Plan out your training with that end date in mind so you’re working backwards from when you need to be in your peak physical condition.
When I was training in China, the professional wushu athletes and their coaches would always have a very deliberate and specific training schedule that led right up to the day of their competition. Not just for endurance training, but for everything they were working on.
The pro’s do it. You should too.
Sample Phases for Different Time Frames
I tend to break down my plans in different phases, each phase focused on a gradual increase of endurance training.
But before I share these, I’m going to make a few basic assumptions:
- You are already fit enough to do at least 1 section at full speed, and could probably get through a full set if you had to, although it wouldn’t look pretty. 😉
- You don’t have to work on your choreography, aside from a few small adjustments here and there. (Choreography is for the off-season)
- You are training around 3 times a week
Keep in mind this is just one possible way to plan out your training. You should adjust things for your own situation.
So, with that out of the way, here are some phases for training
Phase 1: Building up to a full set
Each class do the following:
- Single sections: 2 to 4 of each
- Half sets: 1 to 2 of each
- Full sets: 1 to 2 of each
- Add on Tweak #1 and Tweak #2 from above, increasing intensity over time
Phase 2: Reinforcing the full set
Each class do the following:
- Half sets: 2 to 4 of each
- Full sets: 2 to 4 of each
- Add on Tweak #1 and Tweak #4
Phase 3: Going beyond full sets
Each class do the following:
- 6 section sets: 2 to 4 of each
- Add on Tweak #3 and #4
Phase 4: Pre-Competition Routine
Scale down during this phase to have your strongest training three days before you compete. Two days before, completely rest. Then have a light practice to break a light sweat and get in some good stretching the day before.
How Long Is Each Phase?
You are probably wondering how long you should be in each phase. Well, it depends on how long it is until your competition.
If you are down to the wire and have only 1 month until you compete, then each phase is just a week.
If you have a little breathing room and your competition is 3 months from now, then you can spend 3 weeks in each phase.
And if you have a whole half-year or six months until you compete, then I would probably focus the first 3 months on detail work of your form, improving your technique, and working out your choreography. Then spend the next 3 months on endurance training.
As your endurance improves over time and you maintain better shape you will need less and less time to ramp up your competition endurance. The pro’s in China sometimes just spend a month before they focus on endurance building.
But we’re not China pros, right? So, I would try to allocate at least 3 months to build your endurance. That is generally a good rule of thumb.
Also, in the phases above when I say “2 to 4” I would increase the amount from two on the first practice, three on the second practice and four on the third practice. Thats if a phase is just a week long. If you have a phase that is 3 weeks long, then I would increase the amount each week instead of each practice.
So, for example, the first phase might look like this:
- Practice/Week 1: 2 of each section, 1 half set, 1 full set + Tweak #1 & #2

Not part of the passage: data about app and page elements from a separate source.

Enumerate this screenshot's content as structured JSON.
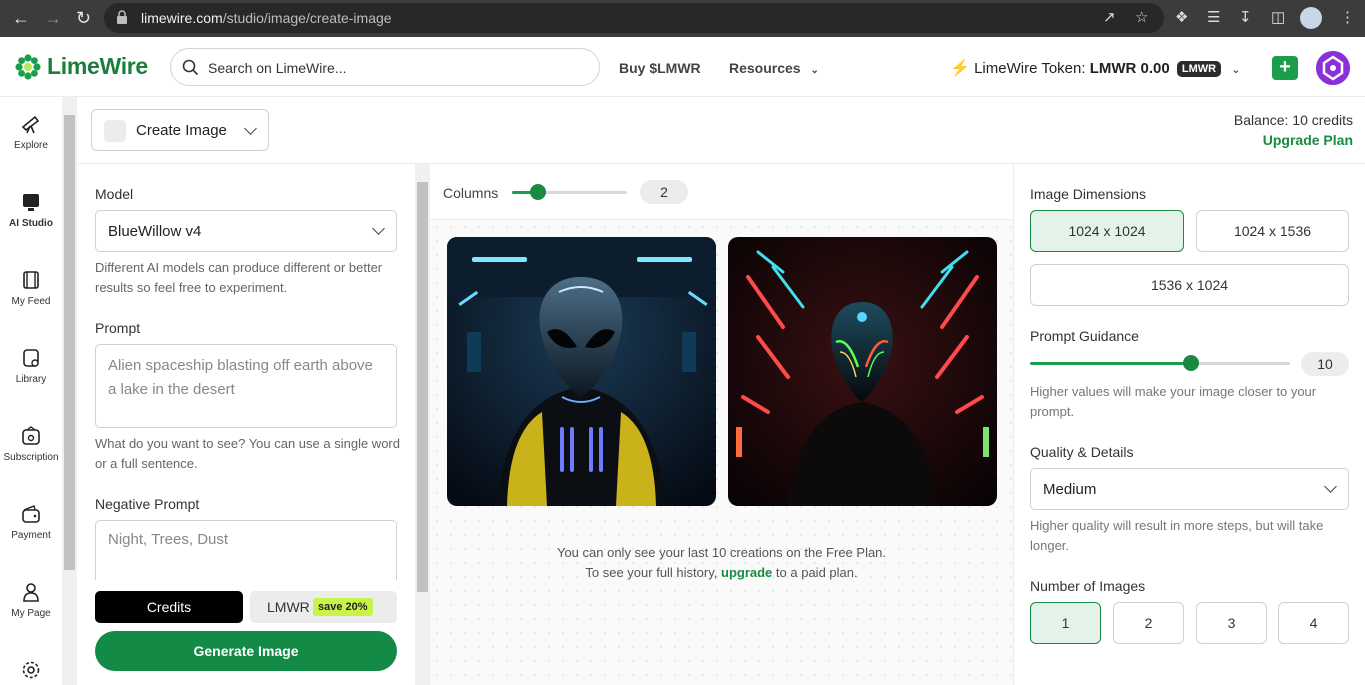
{
  "browser": {
    "url_host": "limewire.com",
    "url_path": "/studio/image/create-image"
  },
  "header": {
    "brand": "LimeWire",
    "search_placeholder": "Search on LimeWire...",
    "nav": [
      "Buy $LMWR",
      "Resources"
    ],
    "token_label": "LimeWire Token:",
    "token_value": "LMWR 0.00",
    "token_badge": "LMWR"
  },
  "sidebar": {
    "items": [
      {
        "label": "Explore",
        "icon": "telescope-icon"
      },
      {
        "label": "AI Studio",
        "icon": "studio-icon"
      },
      {
        "label": "My Feed",
        "icon": "feed-icon"
      },
      {
        "label": "Library",
        "icon": "library-icon"
      },
      {
        "label": "Subscription",
        "icon": "subscription-icon"
      },
      {
        "label": "Payment",
        "icon": "wallet-icon"
      },
      {
        "label": "My Page",
        "icon": "user-icon"
      }
    ]
  },
  "toolbar": {
    "create_label": "Create Image",
    "balance": "Balance: 10 credits",
    "upgrade": "Upgrade Plan"
  },
  "left_panel": {
    "model_label": "Model",
    "model_value": "BlueWillow v4",
    "model_hint": "Different AI models can produce different or better results so feel free to experiment.",
    "prompt_label": "Prompt",
    "prompt_value": "Alien spaceship blasting off earth above a lake in the desert",
    "prompt_hint": "What do you want to see? You can use a single word or a full sentence.",
    "negative_label": "Negative Prompt",
    "negative_value": "Night, Trees, Dust",
    "credits_tab": "Credits",
    "lmwr_tab": "LMWR",
    "save_badge": "save 20%",
    "generate": "Generate Image"
  },
  "center": {
    "columns_label": "Columns",
    "columns_value": "2",
    "columns_fraction": 0.23,
    "note_line1": "You can only see your last 10 creations on the Free Plan.",
    "note_line2_pre": "To see your full history,",
    "note_link": "upgrade",
    "note_line2_post": "to a paid plan."
  },
  "right_panel": {
    "dimensions_label": "Image Dimensions",
    "dimensions": [
      "1024 x 1024",
      "1024 x 1536",
      "1536 x 1024"
    ],
    "dimensions_selected": 0,
    "guidance_label": "Prompt Guidance",
    "guidance_value": "10",
    "guidance_fraction": 0.62,
    "guidance_hint": "Higher values will make your image closer to your prompt.",
    "quality_label": "Quality & Details",
    "quality_value": "Medium",
    "quality_hint": "Higher quality will result in more steps, but will take longer.",
    "num_images_label": "Number of Images",
    "num_images": [
      "1",
      "2",
      "3",
      "4"
    ],
    "num_images_selected": 0
  },
  "colors": {
    "brand_green": "#1a8a42",
    "selected_bg": "#e4f3ea",
    "save_badge": "#c9f34a"
  }
}
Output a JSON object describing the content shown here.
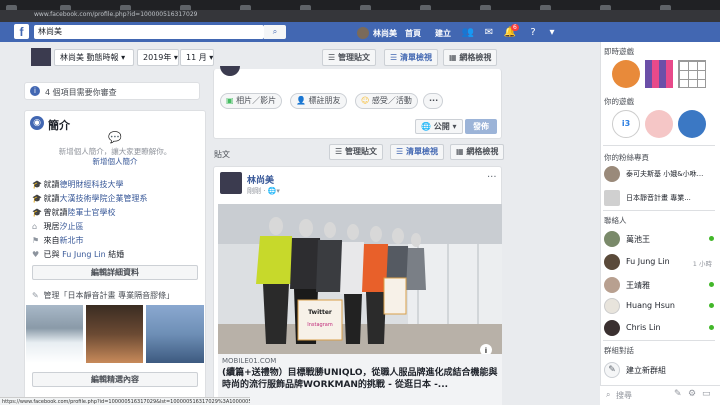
{
  "browser": {
    "url": "www.facebook.com/profile.php?id=100000516317029"
  },
  "fb": {
    "logo": "f",
    "search_value": "林尚美",
    "profile_name": "林尚美",
    "nav_home": "首頁",
    "nav_create": "建立",
    "notif_count": "6"
  },
  "subnav": {
    "filter": "林尚美 動態時報",
    "year": "2019年",
    "month": "11 月",
    "manage": "管理貼文",
    "list_view": "清單檢視",
    "grid_view": "網格檢視"
  },
  "pending": {
    "text": "4 個項目需要你審查"
  },
  "intro": {
    "title": "簡介",
    "prompt": "新增個人簡介，讓大家更瞭解你。",
    "add_link": "新增個人簡介",
    "items": [
      {
        "icon": "🎓",
        "pre": "就讀",
        "link": "德明財經科技大學",
        "post": ""
      },
      {
        "icon": "🎓",
        "pre": "就讀",
        "link": "大漢技術學院企業管理系",
        "post": ""
      },
      {
        "icon": "🎓",
        "pre": "曾就讀",
        "link": "陸軍士官學校",
        "post": ""
      },
      {
        "icon": "⌂",
        "pre": "現居",
        "link": "汐止區",
        "post": ""
      },
      {
        "icon": "⚑",
        "pre": "來自",
        "link": "新北市",
        "post": ""
      },
      {
        "icon": "♥",
        "pre": "已與 ",
        "link": "Fu Jung Lin",
        "post": " 結婚"
      }
    ],
    "edit_details": "編輯詳細資料",
    "featured": "管理「日本靜音計畫 專業隔音膠條」",
    "edit_featured": "編輯精選內容"
  },
  "composer": {
    "photo": "相片／影片",
    "tag": "標註朋友",
    "feeling": "感受／活動",
    "privacy": "公開",
    "post": "發佈"
  },
  "posts_bar": {
    "title": "貼文",
    "manage": "管理貼文",
    "list_view": "清單檢視",
    "grid_view": "網格檢視"
  },
  "post": {
    "author": "林尚美",
    "time": "剛剛",
    "domain": "MOBILE01.COM",
    "title": "(續篇+送禮物）目標戰勝UNIQLO，從職人服品牌進化成結合機能與時尚的流行服飾品牌WORKMAN的挑戰 - 從逛日本 -...",
    "sign1": "Twitter",
    "sign2": "Instagram"
  },
  "right": {
    "games_title": "即時遊戲",
    "your_games": "你的遊戲",
    "fanpages_title": "你的粉絲專頁",
    "fanpages": [
      "泰可夫斯基 小娥&小咻...",
      "日本靜音計畫 專業..."
    ],
    "contacts_title": "聯絡人",
    "contacts": [
      {
        "name": "萬池王",
        "time": ""
      },
      {
        "name": "Fu Jung Lin",
        "time": "1 小時"
      },
      {
        "name": "王靖雅",
        "time": ""
      },
      {
        "name": "Huang Hsun",
        "time": ""
      },
      {
        "name": "Chris Lin",
        "time": ""
      }
    ],
    "groups_title": "群組對話",
    "new_group": "建立新群組",
    "search_placeholder": "搜尋"
  },
  "statusbar": "https://www.facebook.com/profile.php?id=100000516317029&lst=100000516317029%3A100000516317029%3A1575278532"
}
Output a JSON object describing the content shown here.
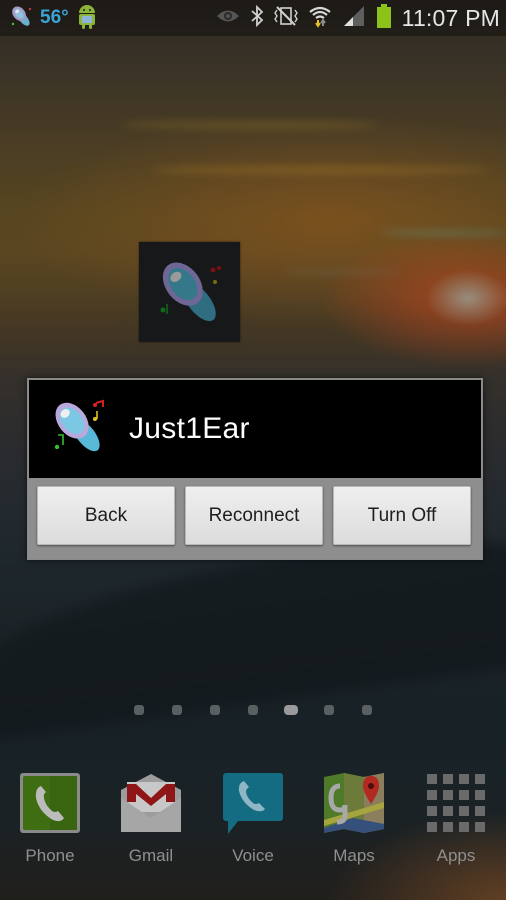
{
  "status_bar": {
    "notifications": [
      {
        "icon": "just1ear-notification-icon"
      },
      {
        "icon": "weather-temperature",
        "text": "56°"
      },
      {
        "icon": "android-robot-icon"
      }
    ],
    "system_icons": [
      "eye-icon",
      "bluetooth-icon",
      "vibrate-mute-icon",
      "wifi-icon",
      "signal-icon",
      "battery-icon"
    ],
    "time": "11:07 PM",
    "battery_color": "#8cc21a"
  },
  "home_widget": {
    "icon": "just1ear-app-icon"
  },
  "dialog": {
    "title": "Just1Ear",
    "buttons": [
      {
        "label": "Back"
      },
      {
        "label": "Reconnect"
      },
      {
        "label": "Turn Off"
      }
    ]
  },
  "page_indicator": {
    "count": 7,
    "active_index": 4
  },
  "dock": [
    {
      "label": "Phone",
      "icon": "phone-icon"
    },
    {
      "label": "Gmail",
      "icon": "gmail-icon"
    },
    {
      "label": "Voice",
      "icon": "voice-icon"
    },
    {
      "label": "Maps",
      "icon": "maps-icon"
    },
    {
      "label": "Apps",
      "icon": "apps-grid-icon"
    }
  ]
}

- Practice/Week 2: 3 of each section, 2 half sets, 2 full sets + Tweak #1 & #2
- Practice/Week 3: 4 of each section, 2 half sets, 2 full sets + Tweak #1 & #2
But, as I said above, this is just one possible framework you could use. Find out what works best for you and then go with that.
And, of course, be sure to discuss things with your coach. They are the final say in all things related to your training.
How do you work on your wushu endurance?
So, there you have a look at my thoughts on increasing wushu endurance. But of course I’m just one guy and these are just my own opinions.
I’d love to know what you think. Do you have any other methods that work well for improving your wushu stamina? When you prepare for a competition what is your typical routine? Share it in the comments below so we can all learn from each other.